I only have two footages. But this was my first fireball to measure using SkyFit and didn't know I had to press Ctrl in order to place the little red cross where I pointed during manual reduction. Since then I recalculated this event and now I have a bit better data. By the way I was surprised by its end altitude. It really didn't seem that big of an event. I use velpart 0.2 because when I recalculated the 2023. 01. 25. possible dropper over WestUkraine using all the amateur videos that I have (just for the sake of practice) I got the same orbital period as the czech calculation using velpart 0.2. (1.4 years for them, 1.398 for me). Aphelion distance is more sensitive for initial speed so it would have been a better parameter to make a comparison with, but they didn't publish their Q. I assume the focus was on the possibility of meteorites landing, not the heliocentric trajectory, while I'm interested in both. (by the way this WMPL is insanely powerful tool even for lowresolution amateur footages. The distance between their end point and mine is around 650 meters, which I consider insanely good given the quality of the videos and their distance from the event. The error of dynamic mass estimatiom for the end is only in one order of magnitude compared to the Czech calculation) I still don't know what portion of the beginning should I use to get as accurate heliocentric orbit as possible for any given dataset. The dilemma is that the more points I use the greater the spatial precision will be, but also the atmoshperic drag is increasing, and it will lower the calculated entry velocity compared to reality. So I use velpart 0.2 because it worked for me... once. Back to this 2023. 03. 03. event: dynamic mass estimation for the end shows around 40g of surviving material, but the upper limit is 248 tons :D I assumed it is because of inaccuarte manual reduction for the end. Also, I only have one footage to measure the end of this event, so maybe that's why the mass range is so detached from reality. Regards, Bence 

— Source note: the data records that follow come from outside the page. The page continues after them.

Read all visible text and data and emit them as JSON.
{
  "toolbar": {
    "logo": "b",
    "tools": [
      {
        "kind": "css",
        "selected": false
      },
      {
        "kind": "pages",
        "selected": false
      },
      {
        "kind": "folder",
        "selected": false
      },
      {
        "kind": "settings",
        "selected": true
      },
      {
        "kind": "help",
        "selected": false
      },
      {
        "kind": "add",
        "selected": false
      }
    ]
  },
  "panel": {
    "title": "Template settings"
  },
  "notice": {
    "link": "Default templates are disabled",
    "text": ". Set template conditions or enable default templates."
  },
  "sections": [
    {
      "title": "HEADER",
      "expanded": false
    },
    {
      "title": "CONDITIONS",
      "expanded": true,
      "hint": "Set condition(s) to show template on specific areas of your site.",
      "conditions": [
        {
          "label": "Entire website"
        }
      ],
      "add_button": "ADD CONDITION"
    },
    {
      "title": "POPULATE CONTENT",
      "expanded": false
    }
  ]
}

Denis Vida
Hi Bence, Great job with this event, this looks quite good. I'd suggest that you always need at least 3 stations to be sure, if possible. As for the velpart option, for rocky meteoroids (e.g. meteoritedropping fireballs), I actually suggest that you don't look at the percentage from the beginning but look at the initial height. For example, these objects don't decelerate much above ~60 km. So you can just specify vinitht 60. From experience, I can suggest making sure that you know the camera FPS well. We found that various security cameras can have wildly nonstandard FPS values. Some even do a "Waltz" where they do something like 1/20, 1/20, skip, 1/10, ... This will all influence the velocity.
Yeah, you can tell but that one line sticking down that something is wrong. I think more measurements of the end are needed to make a better prediction. The dynamic mass equations assume that most of the mass loss is done, so by definition, you need to observe it very close to the end when it stopped fragmenting and ablating a lot. Cheers, Denis On Fri, Mar 24, 2023 at 7:11 AM tegla hunter <gubear99@...> wrote: Hi Denis, 

tegla hunter
Thank you Denis! From now on I will use vinitht 60 for the big ones
In most cases we simply don't have enough footages. If we had 10 independent videos, I would be happy to measure them all :) Clear skies, GB